Given information:
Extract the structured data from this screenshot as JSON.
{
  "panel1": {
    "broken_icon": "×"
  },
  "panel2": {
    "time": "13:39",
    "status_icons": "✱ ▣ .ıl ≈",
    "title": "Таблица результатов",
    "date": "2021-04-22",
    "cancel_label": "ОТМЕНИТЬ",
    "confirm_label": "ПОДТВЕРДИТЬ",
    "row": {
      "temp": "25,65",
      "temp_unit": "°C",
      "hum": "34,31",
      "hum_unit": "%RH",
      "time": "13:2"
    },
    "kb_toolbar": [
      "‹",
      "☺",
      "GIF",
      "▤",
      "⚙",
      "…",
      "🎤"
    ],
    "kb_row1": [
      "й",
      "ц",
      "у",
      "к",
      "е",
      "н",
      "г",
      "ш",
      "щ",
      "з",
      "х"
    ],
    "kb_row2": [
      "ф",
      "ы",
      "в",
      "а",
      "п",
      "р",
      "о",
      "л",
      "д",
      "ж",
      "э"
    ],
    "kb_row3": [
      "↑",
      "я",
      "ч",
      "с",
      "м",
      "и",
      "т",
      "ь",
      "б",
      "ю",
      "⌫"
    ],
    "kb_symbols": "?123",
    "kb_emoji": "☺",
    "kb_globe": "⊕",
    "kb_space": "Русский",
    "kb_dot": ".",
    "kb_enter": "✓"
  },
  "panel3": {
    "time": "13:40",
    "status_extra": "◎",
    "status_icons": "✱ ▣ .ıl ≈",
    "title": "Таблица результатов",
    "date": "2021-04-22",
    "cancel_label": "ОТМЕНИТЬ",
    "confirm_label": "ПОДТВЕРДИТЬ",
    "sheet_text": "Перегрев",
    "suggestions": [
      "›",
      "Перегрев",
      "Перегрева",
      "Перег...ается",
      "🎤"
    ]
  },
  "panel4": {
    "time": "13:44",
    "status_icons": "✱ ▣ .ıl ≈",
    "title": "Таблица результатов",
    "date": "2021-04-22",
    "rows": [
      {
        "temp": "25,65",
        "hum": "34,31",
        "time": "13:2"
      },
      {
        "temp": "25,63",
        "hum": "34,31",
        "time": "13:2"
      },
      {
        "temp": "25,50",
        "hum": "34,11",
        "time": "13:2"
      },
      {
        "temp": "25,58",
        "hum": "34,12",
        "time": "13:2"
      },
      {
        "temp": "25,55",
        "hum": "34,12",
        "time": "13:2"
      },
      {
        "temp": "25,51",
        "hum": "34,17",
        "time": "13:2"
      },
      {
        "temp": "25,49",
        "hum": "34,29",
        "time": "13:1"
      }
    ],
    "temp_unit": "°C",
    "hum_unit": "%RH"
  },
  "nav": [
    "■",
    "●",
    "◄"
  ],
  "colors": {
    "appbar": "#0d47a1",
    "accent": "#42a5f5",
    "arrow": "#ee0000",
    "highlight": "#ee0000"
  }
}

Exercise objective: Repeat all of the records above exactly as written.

Task output:
Extract the structured data from this screenshot as JSON.
{
  "panel1": {
    "broken_icon": "×"
  },
  "panel2": {
    "time": "13:39",
    "status_icons": "✱ ▣ .ıl ≈",
    "title": "Таблица результатов",
    "date": "2021-04-22",
    "cancel_label": "ОТМЕНИТЬ",
    "confirm_label": "ПОДТВЕРДИТЬ",
    "row": {
      "temp": "25,65",
      "temp_unit": "°C",
      "hum": "34,31",
      "hum_unit": "%RH",
      "time": "13:2"
    },
    "kb_toolbar": [
      "‹",
      "☺",
      "GIF",
      "▤",
      "⚙",
      "…",
      "🎤"
    ],
    "kb_row1": [
      "й",
      "ц",
      "у",
      "к",
      "е",
      "н",
      "г",
      "ш",
      "щ",
      "з",
      "х"
    ],
    "kb_row2": [
      "ф",
      "ы",
      "в",
      "а",
      "п",
      "р",
      "о",
      "л",
      "д",
      "ж",
      "э"
    ],
    "kb_row3": [
      "↑",
      "я",
      "ч",
      "с",
      "м",
      "и",
      "т",
      "ь",
      "б",
      "ю",
      "⌫"
    ],
    "kb_symbols": "?123",
    "kb_emoji": "☺",
    "kb_globe": "⊕",
    "kb_space": "Русский",
    "kb_dot": ".",
    "kb_enter": "✓"
  },
  "panel3": {
    "time": "13:40",
    "status_extra": "◎",
    "status_icons": "✱ ▣ .ıl ≈",
    "title": "Таблица результатов",
    "date": "2021-04-22",
    "cancel_label": "ОТМЕНИТЬ",
    "confirm_label": "ПОДТВЕРДИТЬ",
    "sheet_text": "Перегрев",
    "suggestions": [
      "›",
      "Перегрев",
      "Перегрева",
      "Перег...ается",
      "🎤"
    ]
  },
  "panel4": {
    "time": "13:44",
    "status_icons": "✱ ▣ .ıl ≈",
    "title": "Таблица результатов",
    "date": "2021-04-22",
    "rows": [
      {
        "temp": "25,65",
        "hum": "34,31",
        "time": "13:2"
      },
      {
        "temp": "25,63",
        "hum": "34,31",
        "time": "13:2"
      },
      {
        "temp": "25,50",
        "hum": "34,11",
        "time": "13:2"
      },
      {
        "temp": "25,58",
        "hum": "34,12",
        "time": "13:2"
      },
      {
        "temp": "25,55",
        "hum": "34,12",
        "time": "13:2"
      },
      {
        "temp": "25,51",
        "hum": "34,17",
        "time": "13:2"
      },
      {
        "temp": "25,49",
        "hum": "34,29",
        "time": "13:1"
      }
    ],
    "temp_unit": "°C",
    "hum_unit": "%RH"
  },
  "nav": [
    "■",
    "●",
    "◄"
  ],
  "colors": {
    "appbar": "#0d47a1",
    "accent": "#42a5f5",
    "arrow": "#ee0000",
    "highlight": "#ee0000"
  }
}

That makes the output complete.